The failure of the so-called second two-party system (Whigs and Democrats) to address vexing questions during the 1840s and 1850s hastened the coming of the Civil War. Once labeled the "bumbling generation" for their inability to achieve a lasting compromise, the politicians of the ante bellum period too often pursued partisan and sectional loyalties over common sense. Notwithstanding that notable exception, the two-party system has, in actual fact, proved quite adroit at finding long-term solutions to an endless parade of crises and crossroads in the life of our nation.

However, we are currently in a period in which compromise and solution-oriented legislating seems increasingly rare and difficult. Predictions of an Impending Crisis of Civil-War magnitude are hyperbolic, but the extreme partisanship and self-interestedness of the current generation of statesmen is depressing.

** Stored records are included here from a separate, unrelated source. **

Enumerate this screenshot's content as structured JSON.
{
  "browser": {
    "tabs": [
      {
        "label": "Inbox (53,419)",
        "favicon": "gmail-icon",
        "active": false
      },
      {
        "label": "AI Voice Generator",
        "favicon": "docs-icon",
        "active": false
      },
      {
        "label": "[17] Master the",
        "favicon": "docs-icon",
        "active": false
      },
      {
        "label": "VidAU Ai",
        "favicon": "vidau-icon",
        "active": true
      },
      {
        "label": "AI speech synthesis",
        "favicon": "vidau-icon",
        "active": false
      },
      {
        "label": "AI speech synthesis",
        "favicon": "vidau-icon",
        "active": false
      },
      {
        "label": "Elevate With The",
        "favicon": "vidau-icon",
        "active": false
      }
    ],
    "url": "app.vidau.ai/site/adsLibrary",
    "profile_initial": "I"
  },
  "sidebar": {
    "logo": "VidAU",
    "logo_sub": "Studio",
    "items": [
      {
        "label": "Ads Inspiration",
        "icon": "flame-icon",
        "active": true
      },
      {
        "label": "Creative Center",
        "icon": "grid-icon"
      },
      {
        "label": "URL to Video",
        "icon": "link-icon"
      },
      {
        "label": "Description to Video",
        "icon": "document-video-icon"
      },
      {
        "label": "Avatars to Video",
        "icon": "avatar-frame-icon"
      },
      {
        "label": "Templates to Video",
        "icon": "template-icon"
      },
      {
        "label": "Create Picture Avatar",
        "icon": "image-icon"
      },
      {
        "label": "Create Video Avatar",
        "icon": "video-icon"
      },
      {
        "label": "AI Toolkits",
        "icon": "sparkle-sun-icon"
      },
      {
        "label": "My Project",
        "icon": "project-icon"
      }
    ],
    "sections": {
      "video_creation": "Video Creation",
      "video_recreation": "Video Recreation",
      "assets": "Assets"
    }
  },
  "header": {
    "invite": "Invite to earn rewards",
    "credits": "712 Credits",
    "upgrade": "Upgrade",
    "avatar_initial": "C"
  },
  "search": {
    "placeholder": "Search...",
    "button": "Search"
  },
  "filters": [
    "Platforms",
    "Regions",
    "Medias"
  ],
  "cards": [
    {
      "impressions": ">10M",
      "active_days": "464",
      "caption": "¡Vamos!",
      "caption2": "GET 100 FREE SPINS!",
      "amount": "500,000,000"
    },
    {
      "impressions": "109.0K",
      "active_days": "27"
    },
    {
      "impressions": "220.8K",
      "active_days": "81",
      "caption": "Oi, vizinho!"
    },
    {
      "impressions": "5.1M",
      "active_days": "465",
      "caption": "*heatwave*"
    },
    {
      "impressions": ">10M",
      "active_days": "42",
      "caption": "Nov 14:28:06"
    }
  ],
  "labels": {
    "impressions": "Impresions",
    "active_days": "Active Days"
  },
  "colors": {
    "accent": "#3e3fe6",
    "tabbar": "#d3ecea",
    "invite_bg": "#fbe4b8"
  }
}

The upcoming vote in the Senate on the Minimum Wage bill presents an instructive dilemma for the leadership of the Democratic Party. For years, Democrats have called for an upward adjustment in wages as a cornerstone in their program to achieve "fairness" for working people. This bill cements a healthy increase ($2.10 over three years). On the other hand, the legislation also includes a permanent reduction in the "estate tax," which Democrats have resisted just as vocally. With midterm elections drawing near, and the Democrats riding the wave of mass discontent with Republican governance, the opposition party seemed poised to organize a national campaign around the issue of the minimum wage. The dilemma: what to do now? Take the minimum-wage compromise? Or hold out for all (and risk achieving nothing) while preserving a promising wedge issue for November?

In today's Opinion Journal the WSJ editorializes:

"The bill needs 60 votes to defeat a liberal filibuster, and nearly all of the 55 Republicans are in favor. So we are about to find out if Senate Democrats are more interested in achieving the policy goals they claim to want, or merely in blow-everything-up obstruction."

This is obviously a tough call for Democrats. This will be a telling week.